Before the pandemic, medical practitioners were subject to the conditions of the Ryan Haight Act, which required at least one in-person medical examination before prescribing a controlled medicine, Dr. Shabana Khan, chair of the American Psychiatric Association’s Committee on Telepsychiatry, told CNN in a previous story on the flexibilities.
Controlled medications include stimulant medications for attention-deficit hyperactivity disorder, benzodiazepines for anxiety, or medications for opioid use disorder, sleep or pain. The DEA’s website has a general list of controlled substances, and an exhaustive list can be found here.
One exception to this act has been a public health emergency declared by the secretary of the US Department of Health and Human Services, or HHS, which has been in place for the past three years due to the Covid-19 pandemic.
“It was immensely helpful,” Khan said, “and allowed many Americans to get their medical care without having to come in person, so we could treat patients completely remotely.”
With the public health emergency set to end May 11, on March 1 the DEA issued two proposals that would establish some flexibility in the telehealth framework moving forward, Khan said: The proposals would allow telehealth practitioners to prescribe one 30-day supply of buprenorphine — a medication for opioid use disorder — or Schedule III-V non-narcotic controlled medications without doing an in-person exam first. A patient would have to do an in-person exam before the second prescription of either type of medication, according to those proposals.
The agency received more than 38,000 messages during the period for official public comment, which was open through March.
Before today’s DEA extension, without a guarantee that those proposals would be approved, patients who have been getting certain controlled medications would have had to prepare so they didn’t experience a disruption in care.

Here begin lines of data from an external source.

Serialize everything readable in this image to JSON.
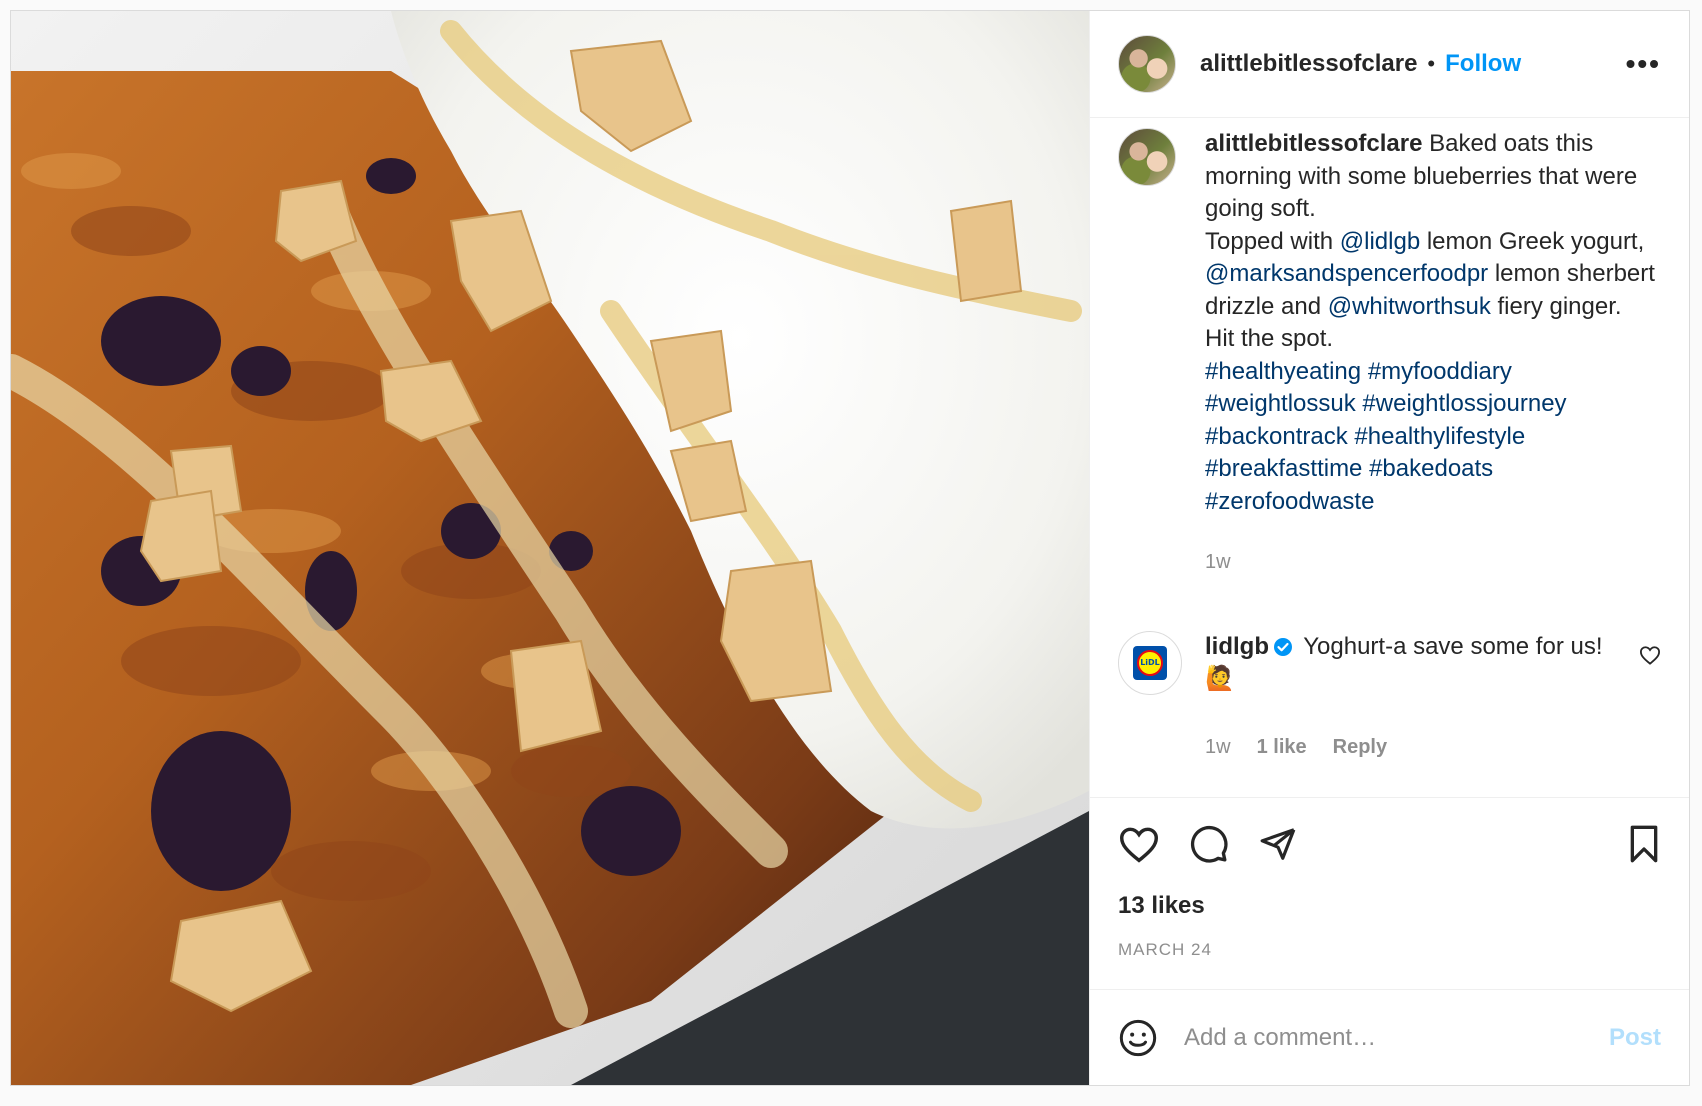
{
  "header": {
    "username": "alittlebitlessofclare",
    "separator": "•",
    "follow_label": "Follow",
    "more_label": "•••"
  },
  "caption": {
    "username": "alittlebitlessofclare",
    "segments": [
      {
        "text": " Baked oats this morning with some blueberries that were going soft.",
        "type": "text"
      },
      {
        "text": "Topped with ",
        "type": "text"
      },
      {
        "text": "@lidlgb",
        "type": "mention"
      },
      {
        "text": " lemon Greek yogurt, ",
        "type": "text"
      },
      {
        "text": "@marksandspencerfoodpr",
        "type": "mention"
      },
      {
        "text": " lemon sherbert drizzle and ",
        "type": "text"
      },
      {
        "text": "@whitworthsuk",
        "type": "mention"
      },
      {
        "text": " fiery ginger.",
        "type": "text"
      },
      {
        "text": "Hit the spot.",
        "type": "text"
      },
      {
        "text": "#healthyeating",
        "type": "tag"
      },
      {
        "text": "#myfooddiary",
        "type": "tag"
      },
      {
        "text": "#weightlossuk",
        "type": "tag"
      },
      {
        "text": "#weightlossjourney",
        "type": "tag"
      },
      {
        "text": "#backontrack",
        "type": "tag"
      },
      {
        "text": "#healthylifestyle",
        "type": "tag"
      },
      {
        "text": "#breakfasttime",
        "type": "tag"
      },
      {
        "text": "#bakedoats",
        "type": "tag"
      },
      {
        "text": "#zerofoodwaste",
        "type": "tag"
      }
    ],
    "time": "1w"
  },
  "comment": {
    "username": "lidlgb",
    "text": "Yoghurt-a save some for us! 🙋",
    "time": "1w",
    "likes": "1 like",
    "reply_label": "Reply",
    "avatar_logo_text": "LiDL"
  },
  "actions": {
    "likes": "13 likes",
    "date": "MARCH 24"
  },
  "add_comment": {
    "placeholder": "Add a comment…",
    "post_label": "Post"
  },
  "colors": {
    "link": "#00376b",
    "follow": "#0095f6",
    "muted": "#8e8e8e",
    "post_disabled": "#b2dffc"
  }
}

But now, while the DEA and HHS consider the public comments and revisions to the proposed rules, the DEA and Substance Abuse and Mental Health Services Administration have decided these telehealth flexibilities will remain in place for six more months — through November 11.
“We take those comments seriously and are considering them carefully,” DEA Administrator Anne Milgram said in a news release. “We recognize the importance of telemedicine in providing Americans with access to needed medications, and we have decided to extend the current flexibilities for six months while we work to find a way forward to give Americans that access with appropriate safeguards.”
Ultimately there will be a final, permanent set of regulations, according to the DEA.
Additionally, “if a patient and a practitioner have established a telemedicine relationship on or before November 11, 2023, the same telemedicine flexibilities that governed the relationship to that point are permitted until November 11, 2024,” according to the DEA (PDF).
This means any practitioner-patient telemedicine relationship beginning after November 11 will be subject to pre-pandemic rules unless a new final rule saying otherwise is in place by then, according to a DEA spokesperson.
The DEA’s decision has been praised by the American Medical Association’s chair of its Substance Use and Pain Care Task Force, Dr. Bobby Mukkamala.
“These medications, including those used to treat opioid use disorder, are a vital form of care for millions of Americans who have come to rely on safe and effective telemedicine appointments,” Mukkamala said in a statement. “Patients being treated with these medications often have challenges securing and traveling to in-person appointments. We are grateful the DEA is approaching this issue with the gravity it deserves, and we look forward to reviewing the details of the policy when they become available.”